Website and app data records
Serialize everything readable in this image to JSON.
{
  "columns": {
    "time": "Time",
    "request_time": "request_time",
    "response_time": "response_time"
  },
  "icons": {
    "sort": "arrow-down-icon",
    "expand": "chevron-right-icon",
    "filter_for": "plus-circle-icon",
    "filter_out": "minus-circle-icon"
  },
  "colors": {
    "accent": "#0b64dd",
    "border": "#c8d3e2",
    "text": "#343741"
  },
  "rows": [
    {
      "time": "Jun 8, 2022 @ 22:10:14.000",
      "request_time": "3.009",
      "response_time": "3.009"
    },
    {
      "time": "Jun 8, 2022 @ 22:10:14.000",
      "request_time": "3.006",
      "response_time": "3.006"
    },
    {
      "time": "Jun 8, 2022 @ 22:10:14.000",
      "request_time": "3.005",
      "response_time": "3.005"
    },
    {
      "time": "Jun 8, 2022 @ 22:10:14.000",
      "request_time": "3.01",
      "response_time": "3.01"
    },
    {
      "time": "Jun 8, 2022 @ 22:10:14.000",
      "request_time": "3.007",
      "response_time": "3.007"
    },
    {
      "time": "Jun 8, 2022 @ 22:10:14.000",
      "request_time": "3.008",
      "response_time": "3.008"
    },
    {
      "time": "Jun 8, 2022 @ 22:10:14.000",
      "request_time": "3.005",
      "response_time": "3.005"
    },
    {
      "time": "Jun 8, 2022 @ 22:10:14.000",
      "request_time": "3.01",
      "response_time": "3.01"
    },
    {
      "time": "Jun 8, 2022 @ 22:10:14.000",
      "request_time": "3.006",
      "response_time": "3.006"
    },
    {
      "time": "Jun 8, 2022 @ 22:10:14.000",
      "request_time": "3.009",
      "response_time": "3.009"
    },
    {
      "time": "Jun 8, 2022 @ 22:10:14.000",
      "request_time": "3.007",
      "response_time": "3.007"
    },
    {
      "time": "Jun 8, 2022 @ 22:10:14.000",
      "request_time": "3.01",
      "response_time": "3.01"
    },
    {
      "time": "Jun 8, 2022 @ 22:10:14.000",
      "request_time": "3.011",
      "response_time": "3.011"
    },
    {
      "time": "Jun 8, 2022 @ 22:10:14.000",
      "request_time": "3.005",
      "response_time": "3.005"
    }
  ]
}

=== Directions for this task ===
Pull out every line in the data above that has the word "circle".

=== Task output ===
    "filter_for": "plus-circle-icon",
    "filter_out": "minus-circle-icon"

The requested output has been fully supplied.